During his remarks at the United States Naval Academy's Cyber Lecture Series on January 29th, 2016, Director of National Intelligence James Clapper noted:
A lot of people find this surprising in our post-9/11 world but in 2013 ‘cyber’ bumped ‘terrorism’ out of the top spot on our list of national threats. And cyber has led our report every year since then.
Not to be outdone, when discussing the Defense Budget at the Economic Club of Washington, DC on February 2nd, 2016, Secretary of Defense Ashton Carter remarked:
We're also investing more in cyber, totaling nearly $7 billion in 2017. And almost $35 billion over the next five years. Among other things, this will help to further DOD's network defenses which is critical. Build more training ranges for our cyber warriors. And also develop cyber tools and infrastructure needed to provide offensive cyber options.
The sentiments and the financial commitment are both vital and encouraging. It's important that the cyber challenge is receiving both attention and the resources that it merits. Meanwhile, on February 4th, 2016, the Orlando Sentinel reported that approximately 63,000 Social Security numbers and names of former and current University of Central Florida students and employees were stolen by hackers, part of a growing cybersecurity threat faced by schools and other large institutions.

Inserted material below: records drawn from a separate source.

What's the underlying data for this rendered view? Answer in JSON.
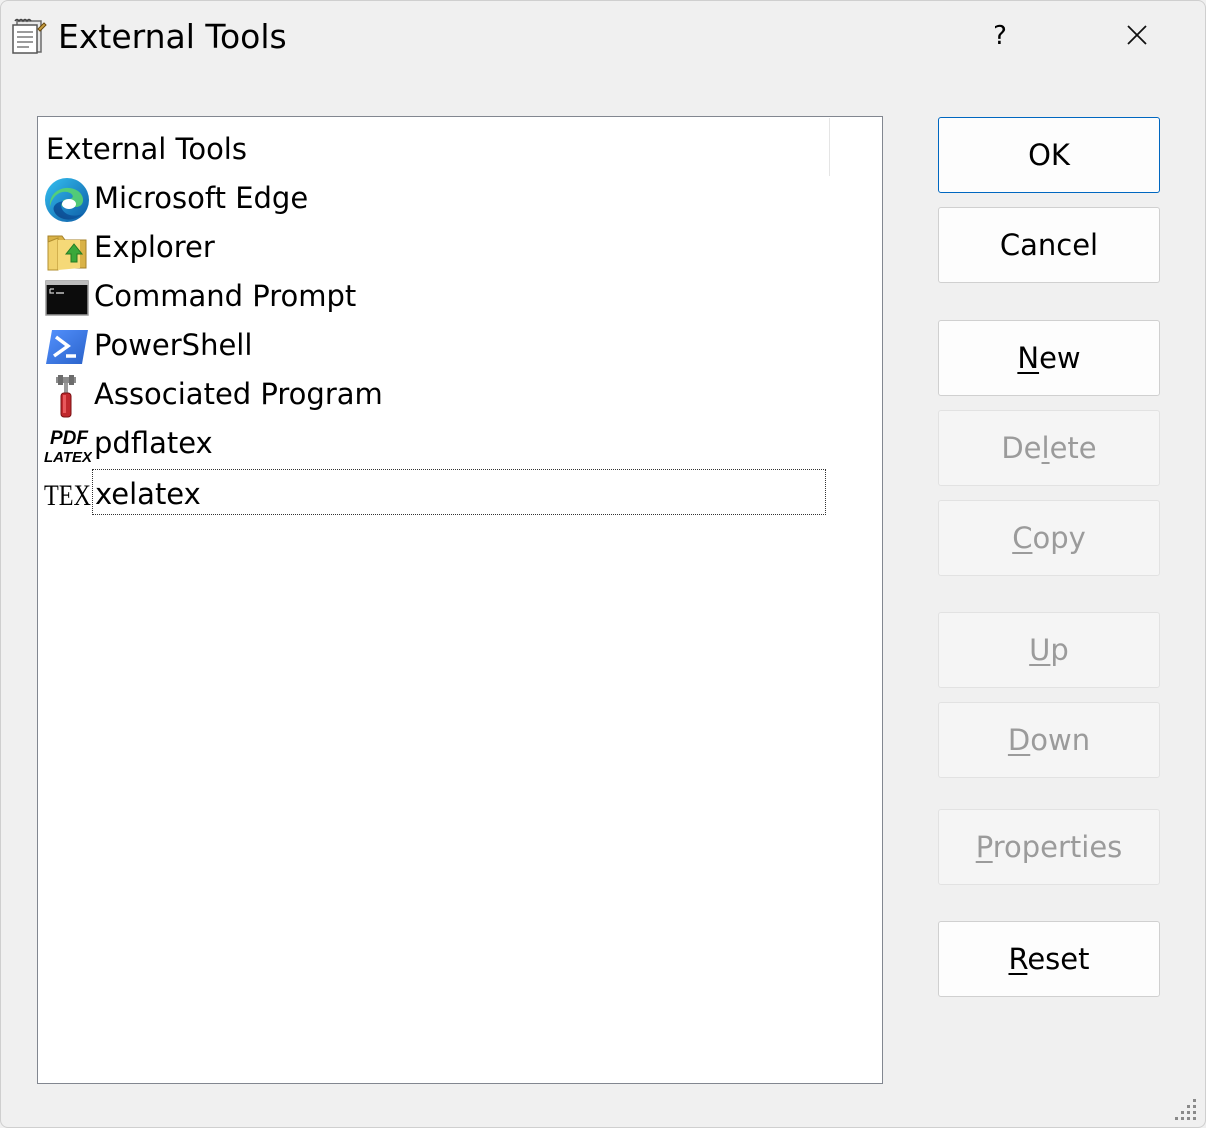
{
  "window": {
    "title": "External Tools",
    "help_label": "?",
    "close_icon": "close-icon",
    "title_icon": "notepad-icon"
  },
  "list": {
    "header": "External Tools",
    "items": [
      {
        "label": "Microsoft Edge",
        "icon": "edge-icon"
      },
      {
        "label": "Explorer",
        "icon": "explorer-icon"
      },
      {
        "label": "Command Prompt",
        "icon": "command-prompt-icon"
      },
      {
        "label": "PowerShell",
        "icon": "powershell-icon"
      },
      {
        "label": "Associated Program",
        "icon": "tools-icon"
      },
      {
        "label": "pdflatex",
        "icon": "pdflatex-icon",
        "icon_text_1": "PDF",
        "icon_text_2": "LATEX"
      },
      {
        "label": "xelatex",
        "icon": "tex-icon",
        "icon_text": "TEX",
        "focused": true
      }
    ]
  },
  "buttons": {
    "ok": {
      "label": "OK",
      "enabled": true
    },
    "cancel": {
      "label": "Cancel",
      "enabled": true
    },
    "new": {
      "pre": "",
      "key": "N",
      "post": "ew",
      "enabled": true
    },
    "delete": {
      "pre": "De",
      "key": "l",
      "post": "ete",
      "enabled": false
    },
    "copy": {
      "pre": "",
      "key": "C",
      "post": "opy",
      "enabled": false
    },
    "up": {
      "pre": "",
      "key": "U",
      "post": "p",
      "enabled": false
    },
    "down": {
      "pre": "",
      "key": "D",
      "post": "own",
      "enabled": false
    },
    "properties": {
      "pre": "",
      "key": "P",
      "post": "roperties",
      "enabled": false
    },
    "reset": {
      "pre": "",
      "key": "R",
      "post": "eset",
      "enabled": true
    }
  },
  "colors": {
    "accent": "#0067c0",
    "disabled_text": "#9b9b9b"
  }
}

Hope, determination and dismaly, all in the space of a single week. That's, unfortunately, how cyber rolls.
As can be seen, meeting the cyber challenge, requires more than attention and resourcing. Successful outcomes also require responsibility and accountability. And not a little bit of courage. Specifically, we need the courage to take responsibility and:
Admit when programs and policies haven't been successful in mitigating risk;
Clearly identify legislative and policy boundaries that allow for accountability in cyberspace while protecting privacy and liberty;
Incorporate continuous cybersecurity education for students, workforces and corporate and government leadership
Most importantly, we need to have the courage to demand that our systems are built in a secure manner from the beginning. The amount of bandwidth that's been expended on discussions of security patterns such as multi-factor authentication, encryption, fine-grained authorization, tokenization, storage and API security and secure development forges - to name just a few - is enough to support the eCommerce demands of a medium sized country. Despite this, new capabilities aere released every day that cannot withstand the most basic of security scrutiny.
What's called for is no less than a paradigm shift in the way we approach the responsibilities and liabilities associated with the development and release of connected technologies.
The attention is there. The money is there. It's time to add responsibility and courage to the mix.